WHAT THE TASK REQUIRES: Which lines hold the word "kind"? Copy each of them from the material.

SUPPLIED RECORDS:
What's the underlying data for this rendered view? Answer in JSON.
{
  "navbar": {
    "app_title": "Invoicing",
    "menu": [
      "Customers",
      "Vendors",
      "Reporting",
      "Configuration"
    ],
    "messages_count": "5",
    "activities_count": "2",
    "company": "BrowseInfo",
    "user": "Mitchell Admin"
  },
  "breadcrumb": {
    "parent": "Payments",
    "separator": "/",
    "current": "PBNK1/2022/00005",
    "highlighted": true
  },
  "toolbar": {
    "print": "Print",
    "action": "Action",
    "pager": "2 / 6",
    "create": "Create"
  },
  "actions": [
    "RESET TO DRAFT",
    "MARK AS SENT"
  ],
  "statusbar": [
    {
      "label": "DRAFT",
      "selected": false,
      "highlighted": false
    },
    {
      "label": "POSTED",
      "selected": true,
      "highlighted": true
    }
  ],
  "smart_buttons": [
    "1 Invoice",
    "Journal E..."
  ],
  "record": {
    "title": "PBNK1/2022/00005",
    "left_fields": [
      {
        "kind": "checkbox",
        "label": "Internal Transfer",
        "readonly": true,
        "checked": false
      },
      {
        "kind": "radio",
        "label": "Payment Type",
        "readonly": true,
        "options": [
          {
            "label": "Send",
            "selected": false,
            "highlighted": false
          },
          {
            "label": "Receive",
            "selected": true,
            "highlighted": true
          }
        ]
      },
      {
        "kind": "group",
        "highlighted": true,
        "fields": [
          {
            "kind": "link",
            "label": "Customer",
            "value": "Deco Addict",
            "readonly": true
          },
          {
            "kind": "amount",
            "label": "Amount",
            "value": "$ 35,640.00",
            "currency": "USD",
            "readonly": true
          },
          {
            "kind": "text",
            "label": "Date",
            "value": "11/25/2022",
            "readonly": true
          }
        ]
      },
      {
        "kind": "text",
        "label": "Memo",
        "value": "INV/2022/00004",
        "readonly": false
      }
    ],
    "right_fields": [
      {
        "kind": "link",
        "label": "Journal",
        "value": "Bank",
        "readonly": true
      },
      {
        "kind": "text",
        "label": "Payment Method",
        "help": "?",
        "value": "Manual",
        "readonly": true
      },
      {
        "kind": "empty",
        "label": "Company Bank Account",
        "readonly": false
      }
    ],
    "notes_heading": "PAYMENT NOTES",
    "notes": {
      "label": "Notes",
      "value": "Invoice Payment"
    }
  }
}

REPLY TO THE EXERCISE:
        "kind": "checkbox",
        "kind": "radio",
        "kind": "group",
            "kind": "link",
            "kind": "amount",
            "kind": "text",
        "kind": "text",
        "kind": "link",
        "kind": "text",
        "kind": "empty",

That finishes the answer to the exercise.